Holders of permanent interest bearing shares, including pensioners and retail investors, are facing losses under rescue plans to plug a capital shortfall of up to £1.8bn at The Co-operative Bank.
The Daily Telegraph reports the Co-op is considering a rescue plan which would involve cutting the income paid to junior debtholders.
Under the proposals those holding Pibs, including pensioners, investors and high net worth individuals, would be hit with losses on £310m of Pibs and a further £60m of preference shares.
Pibs are shares issued by building societies which pay a fixed rate of interest and can be traded on the London Stock Exchange. Britannia Building Society issued the Pibs before it was taken over by the Co-op in 2009.

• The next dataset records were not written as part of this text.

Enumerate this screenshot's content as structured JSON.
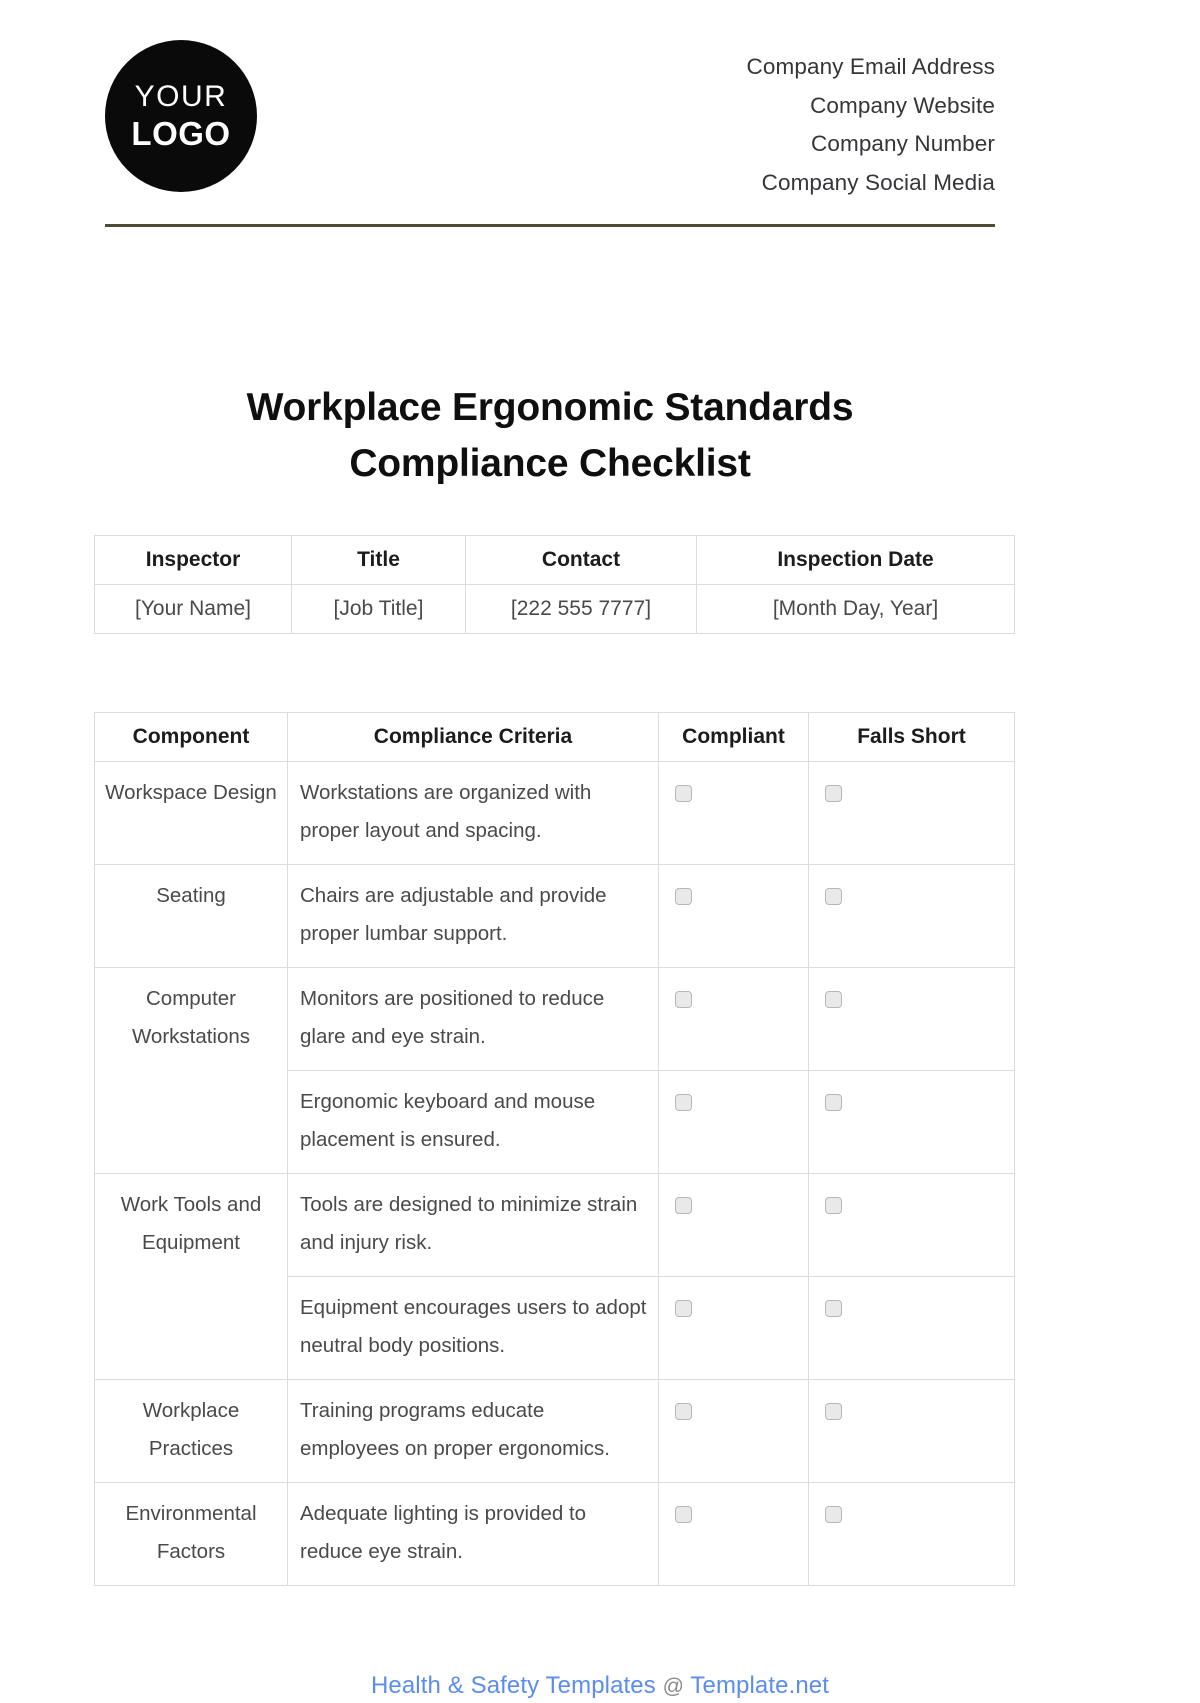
{
  "header": {
    "logo": {
      "line1": "YOUR",
      "line2": "LOGO"
    },
    "company": [
      "Company Email Address",
      "Company Website",
      "Company Number",
      "Company Social Media"
    ],
    "rule_color": "#4c4c38"
  },
  "title": "Workplace Ergonomic Standards Compliance Checklist",
  "info_table": {
    "headers": [
      "Inspector",
      "Title",
      "Contact",
      "Inspection Date"
    ],
    "values": [
      "[Your Name]",
      "[Job Title]",
      "[222 555 7777]",
      "[Month Day, Year]"
    ]
  },
  "checklist": {
    "headers": [
      "Component",
      "Compliance Criteria",
      "Compliant",
      "Falls Short"
    ],
    "rows": [
      {
        "component": "Workspace Design",
        "criteria": "Workstations are organized with proper layout and spacing.",
        "compliant": false,
        "falls_short": false,
        "merge": "none"
      },
      {
        "component": "Seating",
        "criteria": "Chairs are adjustable and provide proper lumbar support.",
        "compliant": false,
        "falls_short": false,
        "merge": "none"
      },
      {
        "component": "Computer Workstations",
        "criteria": "Monitors are positioned to reduce glare and eye strain.",
        "compliant": false,
        "falls_short": false,
        "merge": "top"
      },
      {
        "component": "",
        "criteria": "Ergonomic keyboard and mouse placement is ensured.",
        "compliant": false,
        "falls_short": false,
        "merge": "bottom"
      },
      {
        "component": "Work Tools and Equipment",
        "criteria": "Tools are designed to minimize strain and injury risk.",
        "compliant": false,
        "falls_short": false,
        "merge": "top"
      },
      {
        "component": "",
        "criteria": "Equipment encourages users to adopt neutral body positions.",
        "compliant": false,
        "falls_short": false,
        "merge": "bottom"
      },
      {
        "component": "Workplace Practices",
        "criteria": "Training programs educate employees on proper ergonomics.",
        "compliant": false,
        "falls_short": false,
        "merge": "none"
      },
      {
        "component": "Environmental Factors",
        "criteria": "Adequate lighting is provided to reduce eye strain.",
        "compliant": false,
        "falls_short": false,
        "merge": "none"
      }
    ]
  },
  "footer": {
    "prefix": "Health & Safety Templates",
    "at": "@",
    "suffix": "Template.net",
    "color": "#5b8def"
  }
}
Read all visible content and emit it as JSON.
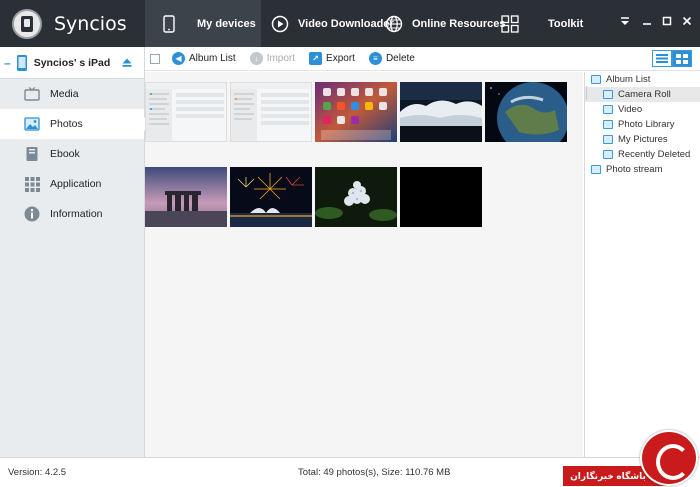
{
  "app": {
    "title": "Syncios"
  },
  "nav": {
    "tabs": [
      {
        "label": "My devices",
        "icon": "phone-icon"
      },
      {
        "label": "Video Downloader",
        "icon": "play-icon"
      },
      {
        "label": "Online Resources",
        "icon": "globe-icon"
      },
      {
        "label": "Toolkit",
        "icon": "grid-icon"
      }
    ],
    "active": "My devices"
  },
  "device": {
    "name": "Syncios' s iPad"
  },
  "sidebar": {
    "items": [
      {
        "label": "Media",
        "icon": "tv-icon"
      },
      {
        "label": "Photos",
        "icon": "picture-icon"
      },
      {
        "label": "Ebook",
        "icon": "book-icon"
      },
      {
        "label": "Application",
        "icon": "apps-icon"
      },
      {
        "label": "Information",
        "icon": "info-icon"
      }
    ],
    "active": "Photos"
  },
  "toolbar": {
    "album_list": "Album List",
    "import": "Import",
    "export": "Export",
    "delete": "Delete"
  },
  "albums": {
    "root": "Album List",
    "children": [
      "Camera Roll",
      "Video",
      "Photo Library",
      "My Pictures",
      "Recently Deleted"
    ],
    "selected": "Camera Roll",
    "stream": "Photo stream"
  },
  "status": {
    "version": "Version: 4.2.5",
    "total": "Total: 49 photos(s), Size: 110.76 MB",
    "watermark": "باشگاه خبرنگاران"
  },
  "colors": {
    "accent": "#2e90d4",
    "topbar": "#2b3036",
    "sidebar": "#e9ecef",
    "watermark": "#c91b1b"
  }
}
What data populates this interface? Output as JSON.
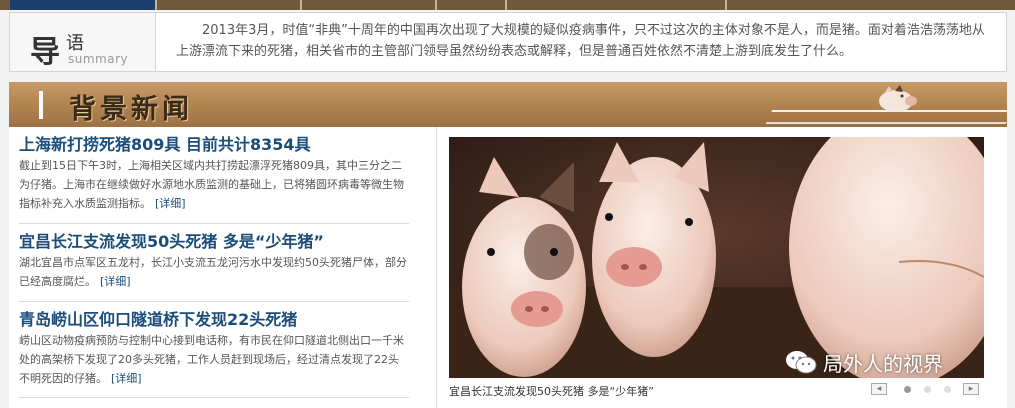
{
  "summary": {
    "label_zh_big": "导",
    "label_zh_small": "语",
    "label_en": "summary",
    "text": "2013年3月，时值“非典”十周年的中国再次出现了大规模的疑似疫病事件，只不过这次的主体对象不是人，而是猪。面对着浩浩荡荡地从上游漂流下来的死猪，相关省市的主管部门领导虽然纷纷表态或解释，但是普通百姓依然不清楚上游到底发生了什么。"
  },
  "banner": {
    "title": "背景新闻"
  },
  "news": [
    {
      "title": "上海新打捞死猪809具  目前共计8354具",
      "body": "截止到15日下午3时，上海相关区域内共打捞起漂浮死猪809具，其中三分之二为仔猪。上海市在继续做好水源地水质监测的基础上，已将猪圆环病毒等微生物指标补充入水质监测指标。",
      "more": "[详细]"
    },
    {
      "title": "宜昌长江支流发现50头死猪  多是“少年猪”",
      "body": "湖北宜昌市点军区五龙村，长江小支流五龙河污水中发现约50头死猪尸体，部分已经高度腐烂。",
      "more": "[详细]"
    },
    {
      "title": "青岛崂山区仰口隧道桥下发现22头死猪",
      "body": "崂山区动物疫病预防与控制中心接到电话称，有市民在仰口隧道北侧出口一千米处的高架桥下发现了20多头死猪，工作人员赶到现场后，经过清点发现了22头不明死因的仔猪。",
      "more": "[详细]"
    }
  ],
  "slideshow": {
    "caption": "宜昌长江支流发现50头死猪 多是“少年猪”",
    "prev": "◂",
    "next": "▸",
    "active_index": 0,
    "dot_count": 3
  },
  "watermark": {
    "text": "局外人的视界",
    "icon": "wechat-icon"
  }
}
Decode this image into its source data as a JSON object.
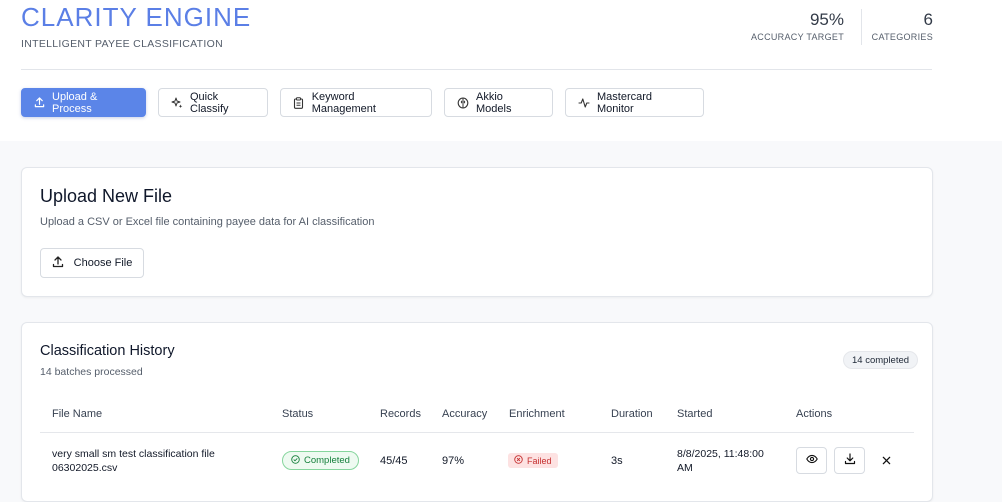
{
  "header": {
    "title": "CLARITY ENGINE",
    "subtitle": "INTELLIGENT PAYEE CLASSIFICATION",
    "stats": [
      {
        "value": "95%",
        "label": "ACCURACY TARGET"
      },
      {
        "value": "6",
        "label": "CATEGORIES"
      }
    ]
  },
  "nav": [
    {
      "label": "Upload & Process",
      "icon": "upload-icon"
    },
    {
      "label": "Quick Classify",
      "icon": "sparkles-icon"
    },
    {
      "label": "Keyword Management",
      "icon": "clipboard-icon"
    },
    {
      "label": "Akkio Models",
      "icon": "brain-icon"
    },
    {
      "label": "Mastercard Monitor",
      "icon": "activity-icon"
    }
  ],
  "upload": {
    "title": "Upload New File",
    "description": "Upload a CSV or Excel file containing payee data for AI classification",
    "button_label": "Choose File"
  },
  "history": {
    "title": "Classification History",
    "subtitle": "14 batches processed",
    "badge": "14 completed",
    "columns": [
      "File Name",
      "Status",
      "Records",
      "Accuracy",
      "Enrichment",
      "Duration",
      "Started",
      "Actions"
    ],
    "rows": [
      {
        "file_name_line1": "very small sm test classification file",
        "file_name_line2": "06302025.csv",
        "status": "Completed",
        "records": "45/45",
        "accuracy": "97%",
        "enrichment": "Failed",
        "duration": "3s",
        "started_line1": "8/8/2025, 11:48:00",
        "started_line2": "AM"
      }
    ]
  },
  "colors": {
    "brand": "#5b7fe6",
    "primary_button": "#5b85e8",
    "success": "#16803c",
    "danger": "#c53030"
  }
}
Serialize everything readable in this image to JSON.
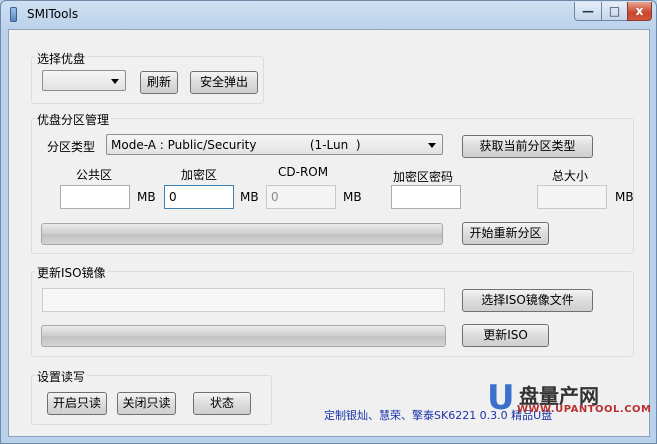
{
  "window": {
    "title": "SMITools",
    "minimize": "—",
    "maximize": "□",
    "close": "x"
  },
  "select_disk": {
    "group_title": "选择优盘",
    "combo_value": "",
    "refresh_label": "刷新",
    "eject_label": "安全弹出"
  },
  "partition": {
    "group_title": "优盘分区管理",
    "type_label": "分区类型",
    "type_value": "Mode-A : Public/Security              (1-Lun  )",
    "get_type_label": "获取当前分区类型",
    "public_label": "公共区",
    "public_value": "",
    "public_unit": "MB",
    "encrypted_label": "加密区",
    "encrypted_value": "0",
    "encrypted_unit": "MB",
    "cdrom_label": "CD-ROM",
    "cdrom_value": "0",
    "cdrom_unit": "MB",
    "password_label": "加密区密码",
    "password_value": "",
    "total_label": "总大小",
    "total_value": "",
    "total_unit": "MB",
    "progress": 0,
    "start_label": "开始重新分区"
  },
  "iso": {
    "group_title": "更新ISO镜像",
    "path_value": "",
    "select_label": "选择ISO镜像文件",
    "progress": 0,
    "update_label": "更新ISO"
  },
  "readonly": {
    "group_title": "设置读写",
    "enable_label": "开启只读",
    "disable_label": "关闭只读",
    "status_label": "状态"
  },
  "footer": {
    "text": "定制银灿、慧荣、擎泰SK6221   0.3.0        精品U盘"
  },
  "watermark": {
    "letter": "U",
    "cn": "盘量产网",
    "url": "WWW.UPANTOOL.COM"
  },
  "colors": {
    "footer_text": "#1a33a8",
    "watermark_blue": "#1d5ac7",
    "watermark_red": "#b83030"
  }
}
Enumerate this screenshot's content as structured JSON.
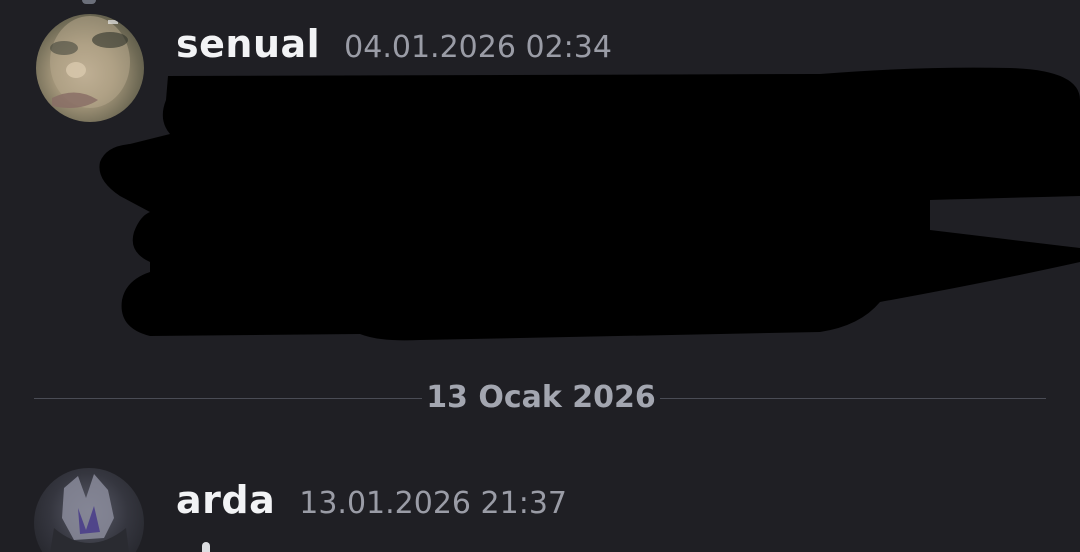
{
  "messages": [
    {
      "username": "senual",
      "timestamp": "04.01.2026 02:34",
      "avatar": "face-photo-avatar",
      "content_redacted": true
    },
    {
      "username": "arda",
      "timestamp": "13.01.2026 21:37",
      "avatar": "dark-figure-avatar"
    }
  ],
  "divider": {
    "date_label": "13 Ocak 2026"
  },
  "colors": {
    "background": "#1f1f24",
    "username": "#f2f3f5",
    "timestamp": "#9a9ca6",
    "divider_line": "#4a4c55",
    "redaction": "#000000"
  }
}
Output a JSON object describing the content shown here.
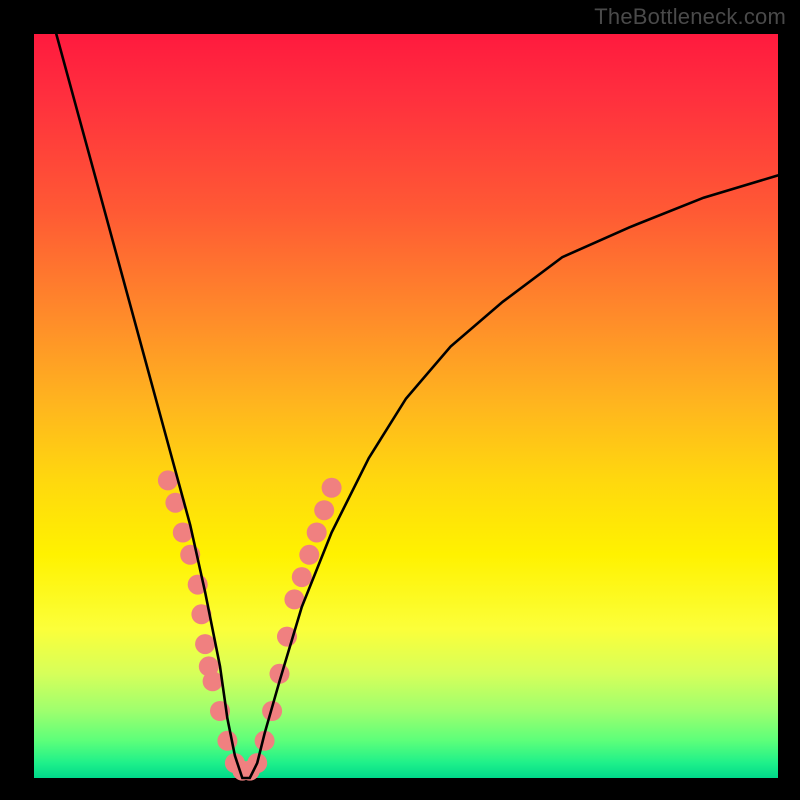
{
  "watermark": "TheBottleneck.com",
  "chart_data": {
    "type": "line",
    "title": "",
    "xlabel": "",
    "ylabel": "",
    "xlim": [
      0,
      100
    ],
    "ylim": [
      0,
      100
    ],
    "background_gradient": {
      "top": "#ff1a3e",
      "middle": "#fff200",
      "bottom": "#00d88a"
    },
    "curve": {
      "description": "V-shaped bottleneck curve; steep descent from top-left, minimum near x≈28, asymptotic rise toward right",
      "x": [
        3,
        6,
        9,
        12,
        15,
        18,
        21,
        23,
        25,
        26,
        27,
        28,
        29,
        30,
        31,
        33,
        36,
        40,
        45,
        50,
        56,
        63,
        71,
        80,
        90,
        100
      ],
      "y": [
        100,
        89,
        78,
        67,
        56,
        45,
        34,
        25,
        15,
        8,
        3,
        0,
        0,
        2,
        6,
        13,
        23,
        33,
        43,
        51,
        58,
        64,
        70,
        74,
        78,
        81
      ],
      "minimum_x": 28,
      "minimum_y": 0
    },
    "markers": {
      "color": "#f08080",
      "radius_px": 10,
      "points": [
        {
          "x": 18,
          "y": 40
        },
        {
          "x": 19,
          "y": 37
        },
        {
          "x": 20,
          "y": 33
        },
        {
          "x": 21,
          "y": 30
        },
        {
          "x": 22,
          "y": 26
        },
        {
          "x": 22.5,
          "y": 22
        },
        {
          "x": 23,
          "y": 18
        },
        {
          "x": 23.5,
          "y": 15
        },
        {
          "x": 24,
          "y": 13
        },
        {
          "x": 25,
          "y": 9
        },
        {
          "x": 26,
          "y": 5
        },
        {
          "x": 27,
          "y": 2
        },
        {
          "x": 28,
          "y": 1
        },
        {
          "x": 29,
          "y": 1
        },
        {
          "x": 30,
          "y": 2
        },
        {
          "x": 31,
          "y": 5
        },
        {
          "x": 32,
          "y": 9
        },
        {
          "x": 33,
          "y": 14
        },
        {
          "x": 34,
          "y": 19
        },
        {
          "x": 35,
          "y": 24
        },
        {
          "x": 36,
          "y": 27
        },
        {
          "x": 37,
          "y": 30
        },
        {
          "x": 38,
          "y": 33
        },
        {
          "x": 39,
          "y": 36
        },
        {
          "x": 40,
          "y": 39
        }
      ]
    }
  }
}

The newspaper reports that of the £370m held as junior debt, some £30m is held by the public. The shares pay annual interest of between 5.55 per cent and 13 per cent. The rescue plans would involve cuts to the interest currently being paid and are expected to cost investors about £3m a year.
The Co-op is said to be looking at a rescue plan similar to that of West Bromwich Building Society in 2009, under which the 6.15 per cent interest on £75m of Pibs was cancelled and £182m of junior debt was converted into a new instrument called profit participating deferred shares to boost the mutual’s capital.
The West Brom debt-to-equity conversion, which was developed by the FSA and the Treasury, was the first of its kind and gave building societies an alternative way of boosting their capital that previously was not open to them.
Co-op has been working to strengthen its banking subsidiary’s capital after Moody’s drastically cut the Co-op’s credit rating last month. The news prompted the resignation of Co-op Bank chief executive Barry Tootell, who has been replaced by Euan Sutherland. The Co-op Bank also stopped lending to new business customers last month.
Analysts estimate Co-op’s capital shortfall to be between £1bn and £1.8bn. The Financial Times reports financial advisers have recommended that local councils start to move their money away from the Co-op over concerns about its financial health. Over 100 councils have nearly half a billion pounds on deposit at the Co-op Bank.
Co-op withdrew from a deal to buy around 630 UK branches of Lloyds Banking Group in April.